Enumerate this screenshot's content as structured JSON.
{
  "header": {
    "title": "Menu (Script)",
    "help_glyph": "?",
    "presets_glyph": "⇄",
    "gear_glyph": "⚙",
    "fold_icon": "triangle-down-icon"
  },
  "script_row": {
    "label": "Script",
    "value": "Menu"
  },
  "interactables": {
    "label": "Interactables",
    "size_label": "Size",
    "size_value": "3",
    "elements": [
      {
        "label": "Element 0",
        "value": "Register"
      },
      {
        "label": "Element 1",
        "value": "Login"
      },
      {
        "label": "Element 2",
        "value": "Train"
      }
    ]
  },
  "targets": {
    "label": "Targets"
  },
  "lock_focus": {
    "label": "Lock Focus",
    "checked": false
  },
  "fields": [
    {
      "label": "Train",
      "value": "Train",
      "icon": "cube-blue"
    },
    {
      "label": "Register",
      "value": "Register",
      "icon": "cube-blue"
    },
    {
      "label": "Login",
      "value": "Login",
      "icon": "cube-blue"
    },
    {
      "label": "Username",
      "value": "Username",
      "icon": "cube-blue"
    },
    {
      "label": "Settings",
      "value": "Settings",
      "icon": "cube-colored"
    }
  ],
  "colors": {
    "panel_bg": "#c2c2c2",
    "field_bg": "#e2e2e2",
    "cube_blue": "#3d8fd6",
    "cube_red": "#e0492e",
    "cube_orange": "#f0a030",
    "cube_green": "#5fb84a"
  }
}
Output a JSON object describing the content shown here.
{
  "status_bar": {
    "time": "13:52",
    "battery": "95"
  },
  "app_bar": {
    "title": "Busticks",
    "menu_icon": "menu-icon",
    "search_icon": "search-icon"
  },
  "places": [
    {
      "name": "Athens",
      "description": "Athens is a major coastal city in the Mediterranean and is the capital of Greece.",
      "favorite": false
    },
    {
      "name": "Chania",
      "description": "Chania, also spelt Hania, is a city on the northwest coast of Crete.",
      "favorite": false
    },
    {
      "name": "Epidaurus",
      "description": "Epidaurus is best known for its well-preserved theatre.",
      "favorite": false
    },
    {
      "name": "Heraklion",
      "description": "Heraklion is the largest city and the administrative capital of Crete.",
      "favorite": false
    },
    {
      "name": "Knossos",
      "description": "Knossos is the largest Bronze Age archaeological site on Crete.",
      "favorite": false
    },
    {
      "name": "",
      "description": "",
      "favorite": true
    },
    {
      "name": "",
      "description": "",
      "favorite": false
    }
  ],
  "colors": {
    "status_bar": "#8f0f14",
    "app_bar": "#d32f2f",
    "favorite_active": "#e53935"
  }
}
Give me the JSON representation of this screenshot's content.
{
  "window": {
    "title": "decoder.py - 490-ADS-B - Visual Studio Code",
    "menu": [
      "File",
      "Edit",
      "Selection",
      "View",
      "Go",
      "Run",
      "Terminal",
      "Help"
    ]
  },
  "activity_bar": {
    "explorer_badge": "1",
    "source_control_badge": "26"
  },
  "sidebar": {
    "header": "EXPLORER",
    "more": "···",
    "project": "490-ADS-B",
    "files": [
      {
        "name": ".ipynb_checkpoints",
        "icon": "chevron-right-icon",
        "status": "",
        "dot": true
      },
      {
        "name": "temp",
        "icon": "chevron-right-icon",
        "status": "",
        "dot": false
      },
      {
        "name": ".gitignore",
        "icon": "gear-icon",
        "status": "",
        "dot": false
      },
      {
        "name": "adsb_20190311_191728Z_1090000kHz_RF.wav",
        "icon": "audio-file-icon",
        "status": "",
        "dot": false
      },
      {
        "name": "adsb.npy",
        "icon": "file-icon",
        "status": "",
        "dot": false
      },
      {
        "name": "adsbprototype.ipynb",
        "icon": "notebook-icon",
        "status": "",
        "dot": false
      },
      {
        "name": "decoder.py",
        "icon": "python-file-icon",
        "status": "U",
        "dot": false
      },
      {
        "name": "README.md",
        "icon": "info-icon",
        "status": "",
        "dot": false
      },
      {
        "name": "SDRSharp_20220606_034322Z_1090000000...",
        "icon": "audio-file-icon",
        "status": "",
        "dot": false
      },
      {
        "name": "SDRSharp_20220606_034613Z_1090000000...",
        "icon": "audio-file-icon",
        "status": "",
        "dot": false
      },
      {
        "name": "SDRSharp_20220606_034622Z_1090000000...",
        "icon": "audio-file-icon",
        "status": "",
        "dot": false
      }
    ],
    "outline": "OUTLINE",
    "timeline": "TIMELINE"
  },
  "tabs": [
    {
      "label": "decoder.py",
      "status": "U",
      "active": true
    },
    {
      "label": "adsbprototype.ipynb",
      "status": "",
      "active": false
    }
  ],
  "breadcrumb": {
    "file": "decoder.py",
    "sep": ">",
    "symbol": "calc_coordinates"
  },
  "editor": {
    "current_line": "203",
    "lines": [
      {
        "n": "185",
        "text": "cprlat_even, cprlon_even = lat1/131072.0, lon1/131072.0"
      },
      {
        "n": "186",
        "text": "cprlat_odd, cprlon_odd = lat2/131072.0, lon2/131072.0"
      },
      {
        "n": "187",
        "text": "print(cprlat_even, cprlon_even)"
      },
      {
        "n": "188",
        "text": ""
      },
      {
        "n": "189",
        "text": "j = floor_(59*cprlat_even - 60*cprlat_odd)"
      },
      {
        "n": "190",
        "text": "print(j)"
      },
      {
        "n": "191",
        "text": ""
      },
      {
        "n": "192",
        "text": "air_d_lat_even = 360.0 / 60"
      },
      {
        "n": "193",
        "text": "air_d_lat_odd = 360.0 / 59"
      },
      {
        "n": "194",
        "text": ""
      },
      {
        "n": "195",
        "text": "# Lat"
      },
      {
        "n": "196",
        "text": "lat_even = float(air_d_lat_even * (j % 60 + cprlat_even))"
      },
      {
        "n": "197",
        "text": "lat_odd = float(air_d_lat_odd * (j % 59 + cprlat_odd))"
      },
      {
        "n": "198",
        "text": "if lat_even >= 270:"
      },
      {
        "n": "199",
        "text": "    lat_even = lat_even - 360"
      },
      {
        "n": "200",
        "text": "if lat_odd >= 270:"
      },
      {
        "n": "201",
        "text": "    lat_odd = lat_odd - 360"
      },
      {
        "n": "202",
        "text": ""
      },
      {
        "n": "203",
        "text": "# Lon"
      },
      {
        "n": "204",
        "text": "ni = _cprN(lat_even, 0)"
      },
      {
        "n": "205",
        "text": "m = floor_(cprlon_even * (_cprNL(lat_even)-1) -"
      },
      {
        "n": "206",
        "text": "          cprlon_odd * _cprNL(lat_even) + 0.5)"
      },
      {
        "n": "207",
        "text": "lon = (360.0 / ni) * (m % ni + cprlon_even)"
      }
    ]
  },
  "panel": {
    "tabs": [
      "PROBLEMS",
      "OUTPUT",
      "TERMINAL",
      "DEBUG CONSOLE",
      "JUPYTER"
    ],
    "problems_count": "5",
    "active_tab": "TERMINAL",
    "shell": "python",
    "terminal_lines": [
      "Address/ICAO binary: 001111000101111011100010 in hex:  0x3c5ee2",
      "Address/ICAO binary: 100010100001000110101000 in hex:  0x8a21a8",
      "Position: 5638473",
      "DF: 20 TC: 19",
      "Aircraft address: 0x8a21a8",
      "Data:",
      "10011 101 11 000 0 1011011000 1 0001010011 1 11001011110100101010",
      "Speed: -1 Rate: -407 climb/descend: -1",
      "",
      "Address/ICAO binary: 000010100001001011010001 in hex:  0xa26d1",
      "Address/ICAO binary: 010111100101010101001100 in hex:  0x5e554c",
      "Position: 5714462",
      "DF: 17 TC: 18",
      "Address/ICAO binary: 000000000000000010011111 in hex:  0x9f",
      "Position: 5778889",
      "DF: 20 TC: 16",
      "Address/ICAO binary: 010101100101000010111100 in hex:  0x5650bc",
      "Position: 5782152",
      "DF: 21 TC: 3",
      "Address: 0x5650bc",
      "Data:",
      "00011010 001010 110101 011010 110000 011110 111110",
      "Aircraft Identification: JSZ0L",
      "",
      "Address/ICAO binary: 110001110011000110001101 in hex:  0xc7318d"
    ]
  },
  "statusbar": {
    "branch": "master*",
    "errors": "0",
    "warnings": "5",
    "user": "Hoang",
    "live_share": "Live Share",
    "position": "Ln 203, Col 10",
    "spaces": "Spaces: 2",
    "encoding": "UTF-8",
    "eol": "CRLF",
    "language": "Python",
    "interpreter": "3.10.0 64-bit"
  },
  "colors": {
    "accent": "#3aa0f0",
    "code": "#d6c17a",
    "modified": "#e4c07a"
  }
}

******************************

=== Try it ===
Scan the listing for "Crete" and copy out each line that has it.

=== Exercise answer ===
      "description": "Chania, also spelt Hania, is a city on the northwest coast of Crete.",
      "description": "Heraklion is the largest city and the administrative capital of Crete.",
      "description": "Knossos is the largest Bronze Age archaeological site on Crete.",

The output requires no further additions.